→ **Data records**
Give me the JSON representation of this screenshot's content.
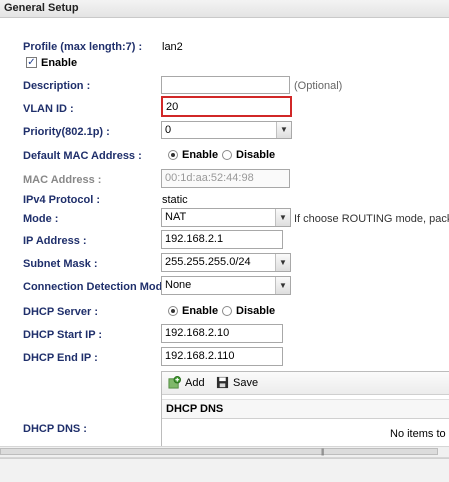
{
  "panel": {
    "title": "General Setup"
  },
  "profile": {
    "label": "Profile (max length:7) :",
    "value": "lan2"
  },
  "enable_checkbox": {
    "label": "Enable",
    "checked": true,
    "mark": "✓"
  },
  "description": {
    "label": "Description :",
    "value": "",
    "hint": "(Optional)"
  },
  "vlan_id": {
    "label": "VLAN ID :",
    "value": "20"
  },
  "priority": {
    "label": "Priority(802.1p) :",
    "value": "0"
  },
  "default_mac": {
    "label": "Default MAC Address :",
    "option_enable": "Enable",
    "option_disable": "Disable",
    "selected": "Enable"
  },
  "mac_address": {
    "label": "MAC Address :",
    "value": "00:1d:aa:52:44:98"
  },
  "ipv4_protocol": {
    "label": "IPv4 Protocol :",
    "value": "static"
  },
  "mode": {
    "label": "Mode :",
    "value": "NAT",
    "hint": "If choose ROUTING mode, packets"
  },
  "ip_address": {
    "label": "IP Address :",
    "value": "192.168.2.1"
  },
  "subnet_mask": {
    "label": "Subnet Mask :",
    "value": "255.255.255.0/24"
  },
  "connection_detection": {
    "label": "Connection Detection Mode :",
    "value": "None"
  },
  "dhcp_server": {
    "label": "DHCP Server :",
    "option_enable": "Enable",
    "option_disable": "Disable",
    "selected": "Enable"
  },
  "dhcp_start": {
    "label": "DHCP Start IP :",
    "value": "192.168.2.10"
  },
  "dhcp_end": {
    "label": "DHCP End IP :",
    "value": "192.168.2.110"
  },
  "dhcp_dns": {
    "label": "DHCP DNS :",
    "add_label": "Add",
    "save_label": "Save",
    "column_header": "DHCP DNS",
    "empty_text": "No items to sh"
  },
  "icons": {
    "dropdown": "chevron-down-icon",
    "add": "add-icon",
    "save": "save-icon",
    "scroll_grip": "grip-icon"
  },
  "scroll_grip": "|||",
  "colors": {
    "label": "#1f2f6b",
    "focus_border": "#d12727",
    "header_bg": "#e8e8e8"
  }
}
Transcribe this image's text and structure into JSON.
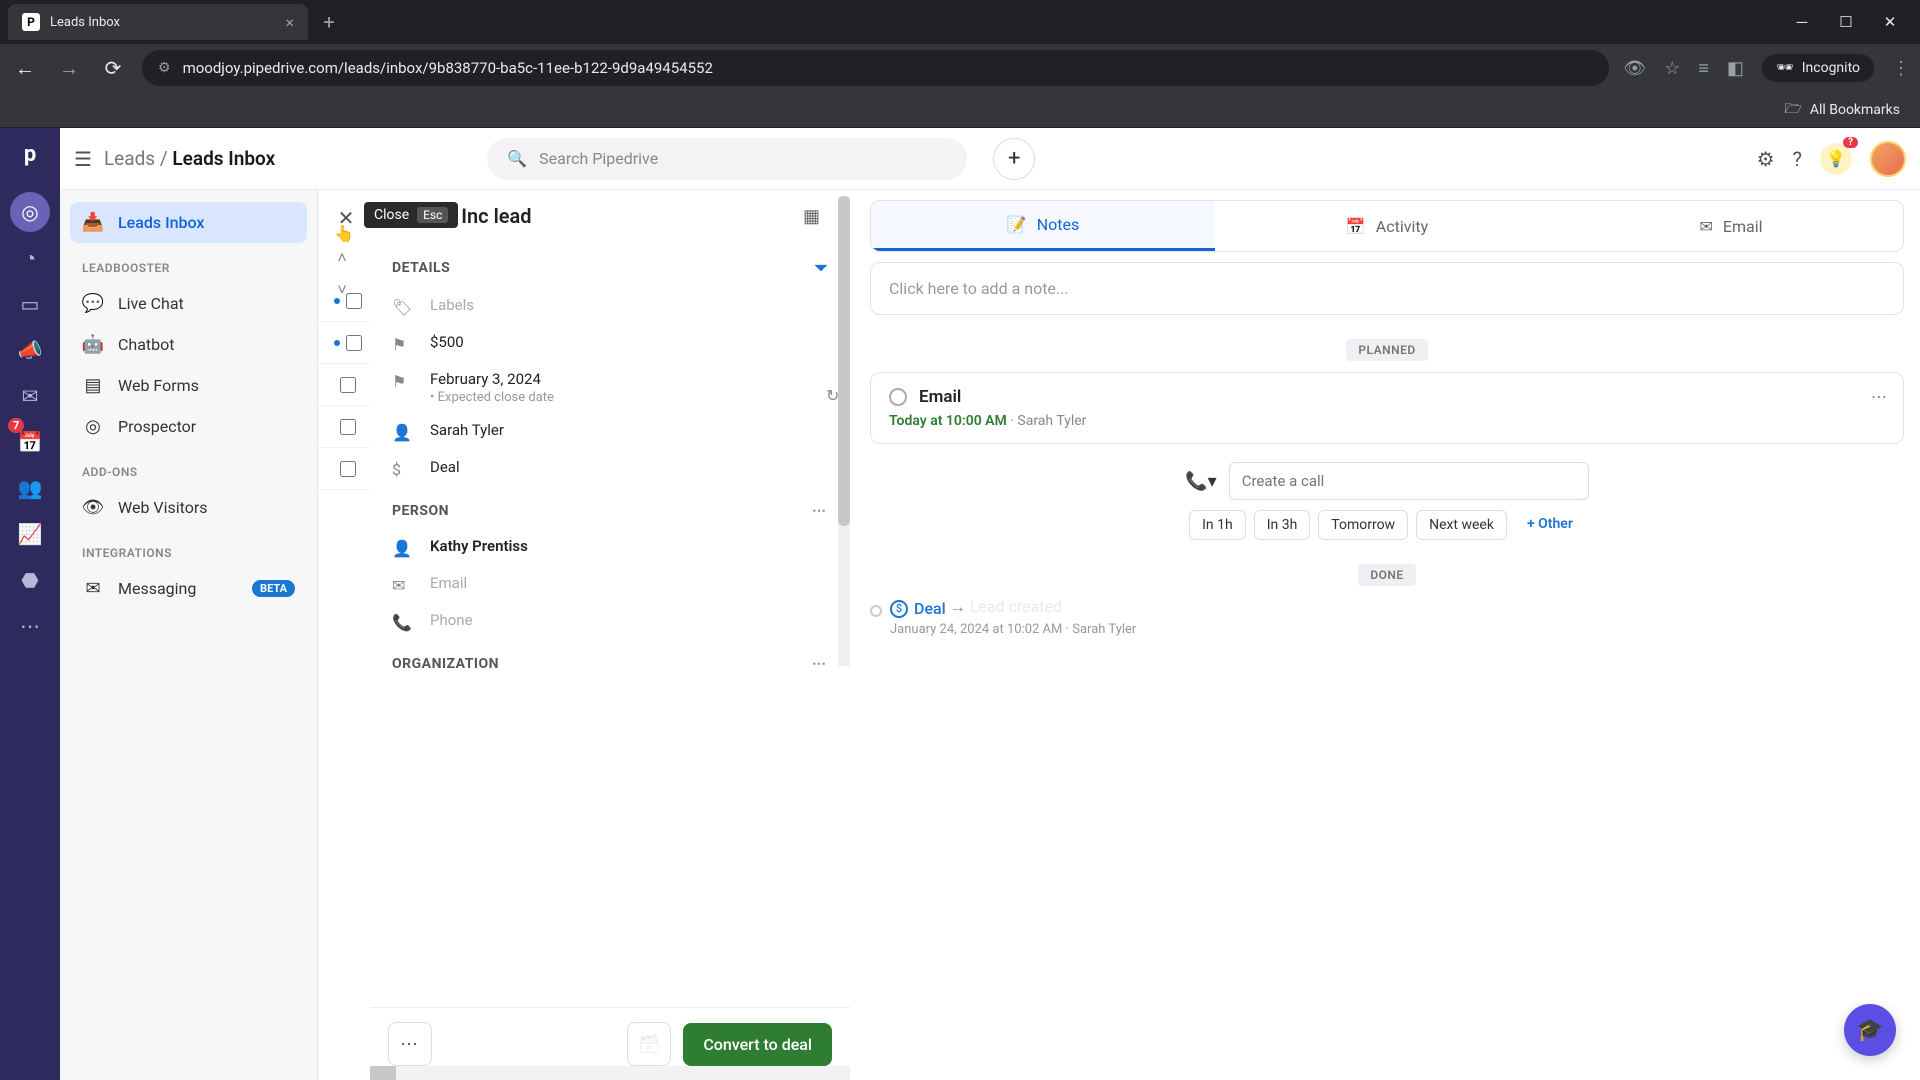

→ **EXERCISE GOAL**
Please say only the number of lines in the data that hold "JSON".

→ **WRITTEN RESPONSE**
2